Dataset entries
▼
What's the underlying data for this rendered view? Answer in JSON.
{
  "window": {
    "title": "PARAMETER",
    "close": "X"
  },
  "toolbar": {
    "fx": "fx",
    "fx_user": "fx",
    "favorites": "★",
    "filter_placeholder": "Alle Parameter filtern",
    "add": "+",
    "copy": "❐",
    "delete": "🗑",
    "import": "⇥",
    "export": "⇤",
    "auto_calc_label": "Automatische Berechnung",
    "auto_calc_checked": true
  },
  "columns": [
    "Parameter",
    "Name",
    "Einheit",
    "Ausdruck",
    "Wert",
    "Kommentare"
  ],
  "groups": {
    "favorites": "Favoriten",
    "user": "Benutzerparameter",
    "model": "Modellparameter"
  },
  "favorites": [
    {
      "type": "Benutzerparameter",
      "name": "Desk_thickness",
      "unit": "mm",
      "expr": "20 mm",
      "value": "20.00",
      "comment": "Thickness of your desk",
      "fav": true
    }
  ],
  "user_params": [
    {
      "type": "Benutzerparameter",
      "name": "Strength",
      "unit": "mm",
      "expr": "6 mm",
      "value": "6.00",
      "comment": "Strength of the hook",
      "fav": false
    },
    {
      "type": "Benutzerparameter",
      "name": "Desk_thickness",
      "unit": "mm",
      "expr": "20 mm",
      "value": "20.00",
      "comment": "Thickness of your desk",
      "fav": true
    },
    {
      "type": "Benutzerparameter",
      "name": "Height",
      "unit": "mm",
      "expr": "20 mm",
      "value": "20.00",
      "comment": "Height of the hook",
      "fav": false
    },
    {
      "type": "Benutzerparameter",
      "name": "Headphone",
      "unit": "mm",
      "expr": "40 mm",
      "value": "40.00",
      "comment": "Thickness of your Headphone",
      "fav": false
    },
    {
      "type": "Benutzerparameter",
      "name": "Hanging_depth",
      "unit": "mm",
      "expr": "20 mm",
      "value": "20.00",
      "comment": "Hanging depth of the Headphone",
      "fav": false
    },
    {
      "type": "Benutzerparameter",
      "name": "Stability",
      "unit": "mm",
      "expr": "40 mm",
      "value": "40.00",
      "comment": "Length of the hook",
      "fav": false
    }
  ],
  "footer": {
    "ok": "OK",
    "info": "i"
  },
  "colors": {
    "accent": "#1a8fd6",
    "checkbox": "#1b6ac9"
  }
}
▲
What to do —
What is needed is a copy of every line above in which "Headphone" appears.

Exercise result —
      "name": "Headphone",
      "comment": "Thickness of your Headphone",
      "comment": "Hanging depth of the Headphone",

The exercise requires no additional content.